A J curve is an economic theory that shows the trend of an initial loss followed by significant gains. It is called a J curve due to the characteristic letter J shape when the nominal trade balance is charted as a line graph.
One common use of the J curve theory states a country’s trade deficit will initially worsen following the depreciation of the country’s currency. This occurs as the nominal trade deficit grows after the devaluation of currency and the price of exports increases before quantities can adjust.
The J curve theory can also be applied to other areas such as private equity, the medical field, and politics.
How a J curve works
In private equity, J curves demonstrate how private equity funds historically show negative returns in the initial years following their launch but then begin making gains when they become more established.
Private equity funds may make losses initially due to investment costs and management fees absorbing a large portion of their funds, but as the funds mature they realize gains. More established funds may realize gains through mergers and acquisitions, initial public offerings and leveraged recapitalization.
It is considered that the steeper the positive part of the J curve the quicker gains will be returned to investors. When a private equity firm can provide quick returns to investors it provides them with the opportunity to reinvest that capital into other investments.
What else do you need to know?
Losses are usually short-term
When it comes to private equity funds a J curve shows initial short-term losses but as the private equity fund matures and following events such as initial public offerings and acquisitions and mergers the fund achieves a sharp rise in gains.
Shows a strong rise
Whether in private equity or trade deficit a J curve shows a strong rise following a period of decline. In terms of private equity, the period of growth means that gains can be passed to investors quicker to enable them to seek other investment opportunities.
Can affect competitiveness
In the early stages of a J curve competitiveness can be affected.

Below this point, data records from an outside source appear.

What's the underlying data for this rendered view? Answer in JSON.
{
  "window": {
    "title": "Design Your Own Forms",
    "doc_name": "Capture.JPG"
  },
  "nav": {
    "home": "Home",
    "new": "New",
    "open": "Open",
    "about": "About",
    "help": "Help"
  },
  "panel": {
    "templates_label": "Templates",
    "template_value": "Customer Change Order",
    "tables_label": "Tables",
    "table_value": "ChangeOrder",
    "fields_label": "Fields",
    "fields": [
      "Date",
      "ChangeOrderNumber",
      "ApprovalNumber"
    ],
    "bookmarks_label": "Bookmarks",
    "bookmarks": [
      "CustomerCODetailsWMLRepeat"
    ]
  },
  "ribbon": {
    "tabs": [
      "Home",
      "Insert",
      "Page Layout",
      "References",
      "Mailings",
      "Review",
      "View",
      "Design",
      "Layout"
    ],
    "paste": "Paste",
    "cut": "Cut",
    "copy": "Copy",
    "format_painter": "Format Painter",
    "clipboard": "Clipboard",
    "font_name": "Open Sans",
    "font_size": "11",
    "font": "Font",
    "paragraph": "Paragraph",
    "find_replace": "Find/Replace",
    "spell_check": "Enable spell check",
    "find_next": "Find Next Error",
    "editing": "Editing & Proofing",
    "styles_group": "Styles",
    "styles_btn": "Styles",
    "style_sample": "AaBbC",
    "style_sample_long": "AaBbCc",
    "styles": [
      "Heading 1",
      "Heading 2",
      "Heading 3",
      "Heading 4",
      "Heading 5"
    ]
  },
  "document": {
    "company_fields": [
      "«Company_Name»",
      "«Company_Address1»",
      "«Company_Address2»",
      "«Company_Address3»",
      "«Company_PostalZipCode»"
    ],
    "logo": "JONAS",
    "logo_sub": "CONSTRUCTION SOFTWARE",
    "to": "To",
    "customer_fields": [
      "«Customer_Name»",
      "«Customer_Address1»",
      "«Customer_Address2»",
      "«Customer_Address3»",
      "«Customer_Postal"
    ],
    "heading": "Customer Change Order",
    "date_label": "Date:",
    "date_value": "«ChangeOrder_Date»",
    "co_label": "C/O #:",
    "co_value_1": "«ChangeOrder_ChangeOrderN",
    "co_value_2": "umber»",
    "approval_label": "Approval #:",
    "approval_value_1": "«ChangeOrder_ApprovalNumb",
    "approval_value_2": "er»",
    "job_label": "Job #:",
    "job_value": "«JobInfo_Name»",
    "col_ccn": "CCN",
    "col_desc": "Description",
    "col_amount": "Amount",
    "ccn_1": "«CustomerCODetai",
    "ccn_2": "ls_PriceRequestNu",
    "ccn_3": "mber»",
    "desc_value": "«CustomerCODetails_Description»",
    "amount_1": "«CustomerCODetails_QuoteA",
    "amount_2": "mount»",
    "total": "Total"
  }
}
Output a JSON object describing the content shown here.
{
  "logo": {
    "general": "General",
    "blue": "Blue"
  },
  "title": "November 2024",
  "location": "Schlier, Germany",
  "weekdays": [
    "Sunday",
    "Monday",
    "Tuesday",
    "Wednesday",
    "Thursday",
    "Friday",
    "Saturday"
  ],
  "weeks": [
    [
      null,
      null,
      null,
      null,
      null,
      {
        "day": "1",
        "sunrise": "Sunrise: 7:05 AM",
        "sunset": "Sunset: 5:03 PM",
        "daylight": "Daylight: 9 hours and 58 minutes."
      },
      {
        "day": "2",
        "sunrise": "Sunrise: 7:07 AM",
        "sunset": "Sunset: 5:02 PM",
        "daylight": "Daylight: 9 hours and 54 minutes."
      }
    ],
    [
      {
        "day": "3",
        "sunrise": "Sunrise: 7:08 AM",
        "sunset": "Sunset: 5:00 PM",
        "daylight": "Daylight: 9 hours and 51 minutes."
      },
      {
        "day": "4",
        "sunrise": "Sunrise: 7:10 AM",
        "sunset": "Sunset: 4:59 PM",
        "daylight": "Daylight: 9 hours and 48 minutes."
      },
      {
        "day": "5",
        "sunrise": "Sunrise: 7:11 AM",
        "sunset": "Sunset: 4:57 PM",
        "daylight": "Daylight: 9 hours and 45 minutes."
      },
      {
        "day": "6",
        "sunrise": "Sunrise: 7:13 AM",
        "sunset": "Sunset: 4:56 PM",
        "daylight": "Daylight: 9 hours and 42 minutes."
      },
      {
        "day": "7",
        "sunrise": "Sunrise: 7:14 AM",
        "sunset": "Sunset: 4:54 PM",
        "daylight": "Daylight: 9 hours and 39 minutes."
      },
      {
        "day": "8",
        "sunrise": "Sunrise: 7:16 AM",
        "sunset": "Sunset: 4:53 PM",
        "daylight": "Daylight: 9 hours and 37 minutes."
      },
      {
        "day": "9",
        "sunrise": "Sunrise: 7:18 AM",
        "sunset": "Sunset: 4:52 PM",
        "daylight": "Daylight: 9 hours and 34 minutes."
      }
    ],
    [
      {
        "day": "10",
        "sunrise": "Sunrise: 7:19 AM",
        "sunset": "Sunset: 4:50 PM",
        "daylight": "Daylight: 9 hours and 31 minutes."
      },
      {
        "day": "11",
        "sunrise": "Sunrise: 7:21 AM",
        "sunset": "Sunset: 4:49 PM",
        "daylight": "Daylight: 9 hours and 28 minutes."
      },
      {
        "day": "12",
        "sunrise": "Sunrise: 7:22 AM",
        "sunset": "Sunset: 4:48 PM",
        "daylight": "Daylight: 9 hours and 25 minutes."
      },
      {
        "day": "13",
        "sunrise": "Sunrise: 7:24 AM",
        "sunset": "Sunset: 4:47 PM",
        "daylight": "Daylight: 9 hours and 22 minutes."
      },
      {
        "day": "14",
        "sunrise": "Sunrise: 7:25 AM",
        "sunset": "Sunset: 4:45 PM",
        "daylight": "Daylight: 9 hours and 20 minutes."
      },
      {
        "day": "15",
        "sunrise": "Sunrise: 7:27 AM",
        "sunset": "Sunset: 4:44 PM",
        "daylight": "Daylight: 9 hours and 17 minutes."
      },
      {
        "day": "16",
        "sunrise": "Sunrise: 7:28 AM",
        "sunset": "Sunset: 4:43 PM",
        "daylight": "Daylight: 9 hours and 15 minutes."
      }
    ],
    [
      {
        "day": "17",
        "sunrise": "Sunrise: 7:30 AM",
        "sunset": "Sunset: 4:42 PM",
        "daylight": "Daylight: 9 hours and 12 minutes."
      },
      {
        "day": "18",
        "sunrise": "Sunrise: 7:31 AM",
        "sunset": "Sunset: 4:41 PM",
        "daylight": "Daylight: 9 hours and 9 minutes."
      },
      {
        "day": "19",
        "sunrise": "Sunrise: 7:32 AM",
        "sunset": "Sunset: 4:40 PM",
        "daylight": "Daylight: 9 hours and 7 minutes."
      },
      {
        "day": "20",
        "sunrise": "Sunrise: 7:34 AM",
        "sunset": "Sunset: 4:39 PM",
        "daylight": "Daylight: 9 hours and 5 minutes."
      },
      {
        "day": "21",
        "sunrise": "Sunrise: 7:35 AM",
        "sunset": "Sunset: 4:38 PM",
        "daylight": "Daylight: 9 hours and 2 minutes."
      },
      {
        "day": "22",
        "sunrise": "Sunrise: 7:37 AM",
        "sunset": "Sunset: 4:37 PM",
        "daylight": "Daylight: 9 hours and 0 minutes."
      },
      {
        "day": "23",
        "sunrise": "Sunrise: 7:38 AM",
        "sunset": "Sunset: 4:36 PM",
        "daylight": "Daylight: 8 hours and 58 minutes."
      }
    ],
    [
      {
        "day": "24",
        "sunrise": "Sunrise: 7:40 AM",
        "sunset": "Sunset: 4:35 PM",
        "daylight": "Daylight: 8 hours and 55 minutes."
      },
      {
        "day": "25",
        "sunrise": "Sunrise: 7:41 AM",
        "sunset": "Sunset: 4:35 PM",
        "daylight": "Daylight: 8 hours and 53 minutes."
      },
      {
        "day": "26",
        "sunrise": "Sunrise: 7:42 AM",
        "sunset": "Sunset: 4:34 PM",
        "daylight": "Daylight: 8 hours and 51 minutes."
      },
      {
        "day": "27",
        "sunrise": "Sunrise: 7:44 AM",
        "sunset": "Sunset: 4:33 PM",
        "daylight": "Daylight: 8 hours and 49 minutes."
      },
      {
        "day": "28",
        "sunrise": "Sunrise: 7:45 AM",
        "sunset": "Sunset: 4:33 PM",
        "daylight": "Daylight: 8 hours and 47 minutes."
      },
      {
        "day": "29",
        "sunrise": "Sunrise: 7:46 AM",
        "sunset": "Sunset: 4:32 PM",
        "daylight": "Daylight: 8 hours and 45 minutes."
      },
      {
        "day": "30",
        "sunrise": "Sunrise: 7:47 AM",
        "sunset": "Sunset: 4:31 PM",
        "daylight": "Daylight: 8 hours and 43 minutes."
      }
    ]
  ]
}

Private equity funds that are in their infancy will not be able to compete with more established funds and may have difficulties in attracting investors.